Segment Start: Raw data

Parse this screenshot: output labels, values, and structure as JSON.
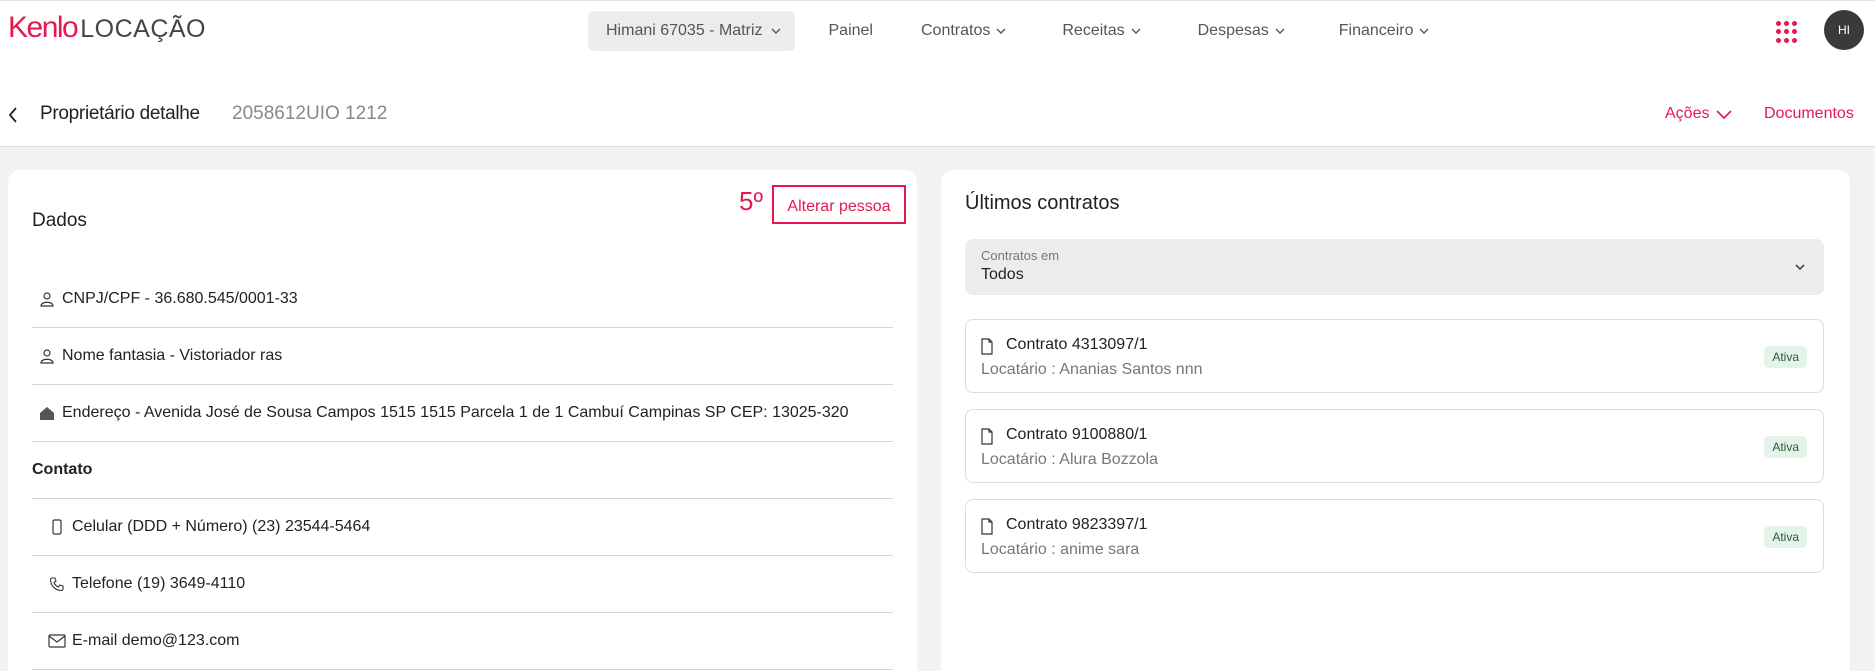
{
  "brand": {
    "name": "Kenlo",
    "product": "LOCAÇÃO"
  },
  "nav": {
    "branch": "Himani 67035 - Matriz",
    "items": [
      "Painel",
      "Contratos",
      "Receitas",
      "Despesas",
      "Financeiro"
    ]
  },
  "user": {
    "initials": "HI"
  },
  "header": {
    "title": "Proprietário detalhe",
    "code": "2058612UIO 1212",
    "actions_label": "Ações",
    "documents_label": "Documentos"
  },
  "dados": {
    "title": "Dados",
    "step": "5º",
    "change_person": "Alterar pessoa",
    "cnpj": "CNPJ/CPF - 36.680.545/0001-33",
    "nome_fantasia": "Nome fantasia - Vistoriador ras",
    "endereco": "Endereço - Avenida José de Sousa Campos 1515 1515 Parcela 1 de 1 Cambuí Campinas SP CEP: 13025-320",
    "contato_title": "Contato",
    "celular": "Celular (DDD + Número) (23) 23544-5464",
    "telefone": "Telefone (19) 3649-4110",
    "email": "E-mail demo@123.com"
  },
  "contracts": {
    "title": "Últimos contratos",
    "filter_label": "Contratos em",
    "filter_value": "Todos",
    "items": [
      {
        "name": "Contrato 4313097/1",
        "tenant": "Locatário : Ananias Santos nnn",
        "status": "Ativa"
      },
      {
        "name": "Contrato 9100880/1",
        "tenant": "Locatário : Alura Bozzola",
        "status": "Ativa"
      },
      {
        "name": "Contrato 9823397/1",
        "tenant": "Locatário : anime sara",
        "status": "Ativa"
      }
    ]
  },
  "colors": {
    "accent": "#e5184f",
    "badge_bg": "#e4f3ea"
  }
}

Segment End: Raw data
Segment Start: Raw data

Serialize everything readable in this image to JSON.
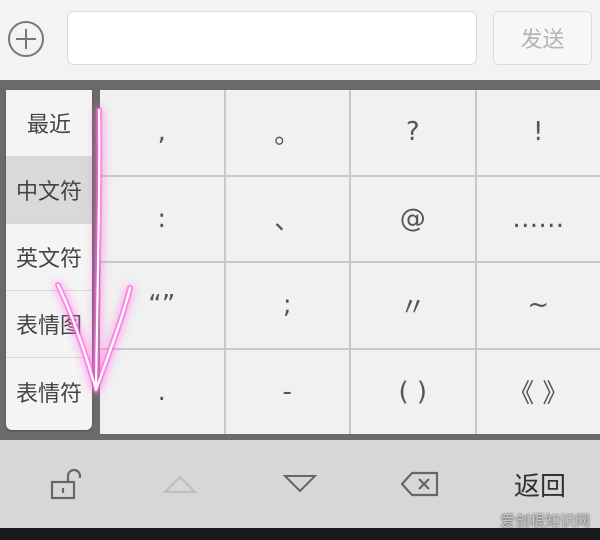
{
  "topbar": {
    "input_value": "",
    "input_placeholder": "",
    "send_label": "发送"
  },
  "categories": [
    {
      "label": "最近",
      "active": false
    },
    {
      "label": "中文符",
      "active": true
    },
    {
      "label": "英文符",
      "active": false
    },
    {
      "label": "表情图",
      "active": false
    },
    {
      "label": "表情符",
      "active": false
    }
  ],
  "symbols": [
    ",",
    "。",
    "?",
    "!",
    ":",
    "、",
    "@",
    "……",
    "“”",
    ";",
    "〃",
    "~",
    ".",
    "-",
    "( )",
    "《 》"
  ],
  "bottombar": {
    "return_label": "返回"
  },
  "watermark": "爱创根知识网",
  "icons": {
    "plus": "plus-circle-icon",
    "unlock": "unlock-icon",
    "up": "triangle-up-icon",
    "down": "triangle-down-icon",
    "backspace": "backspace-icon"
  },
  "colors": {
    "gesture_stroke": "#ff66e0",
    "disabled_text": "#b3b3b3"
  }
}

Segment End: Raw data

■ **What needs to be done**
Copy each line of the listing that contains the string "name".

■ **Response area**
    "name": "Kenlo",
        "name": "Contrato 4313097/1",
        "name": "Contrato 9100880/1",
        "name": "Contrato 9823397/1",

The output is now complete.